● TRY IT
Pictures aside, write out every record exactly as it appears.

● DATA SUPPLIED
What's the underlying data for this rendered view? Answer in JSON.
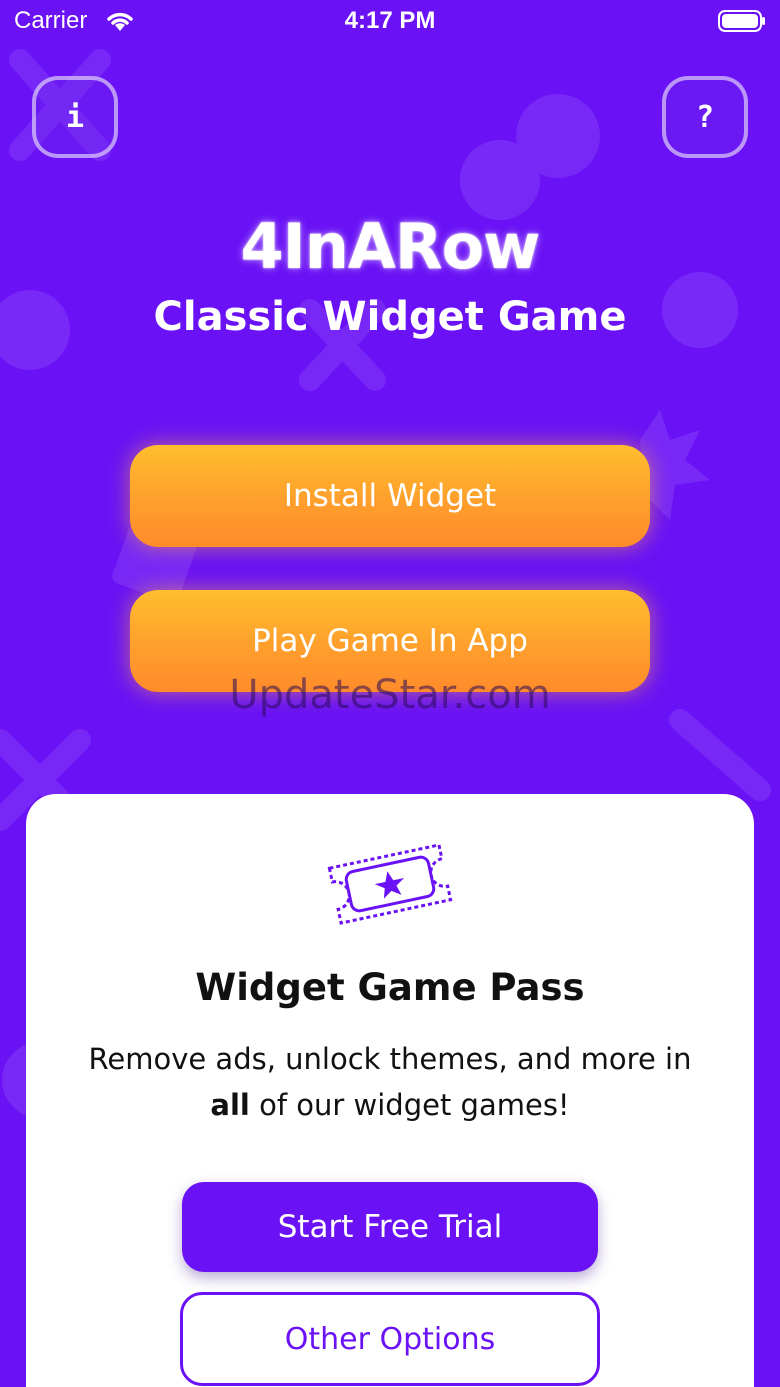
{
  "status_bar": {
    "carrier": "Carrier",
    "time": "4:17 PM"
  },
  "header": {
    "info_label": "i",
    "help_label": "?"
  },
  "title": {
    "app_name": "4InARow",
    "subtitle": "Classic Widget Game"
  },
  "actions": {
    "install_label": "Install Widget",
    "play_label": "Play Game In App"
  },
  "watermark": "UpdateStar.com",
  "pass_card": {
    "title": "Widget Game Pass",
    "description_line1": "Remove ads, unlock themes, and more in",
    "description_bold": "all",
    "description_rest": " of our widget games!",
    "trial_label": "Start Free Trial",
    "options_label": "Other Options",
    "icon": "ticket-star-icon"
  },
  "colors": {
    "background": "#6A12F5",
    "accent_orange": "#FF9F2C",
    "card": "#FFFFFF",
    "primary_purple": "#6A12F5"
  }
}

● ANSWER AREA
What's the underlying data for this rendered view? Answer in JSON.
{
  "status_bar": {
    "carrier": "Carrier",
    "time": "4:17 PM"
  },
  "header": {
    "info_label": "i",
    "help_label": "?"
  },
  "title": {
    "app_name": "4InARow",
    "subtitle": "Classic Widget Game"
  },
  "actions": {
    "install_label": "Install Widget",
    "play_label": "Play Game In App"
  },
  "watermark": "UpdateStar.com",
  "pass_card": {
    "title": "Widget Game Pass",
    "description_line1": "Remove ads, unlock themes, and more in",
    "description_bold": "all",
    "description_rest": " of our widget games!",
    "trial_label": "Start Free Trial",
    "options_label": "Other Options",
    "icon": "ticket-star-icon"
  },
  "colors": {
    "background": "#6A12F5",
    "accent_orange": "#FF9F2C",
    "card": "#FFFFFF",
    "primary_purple": "#6A12F5"
  }
}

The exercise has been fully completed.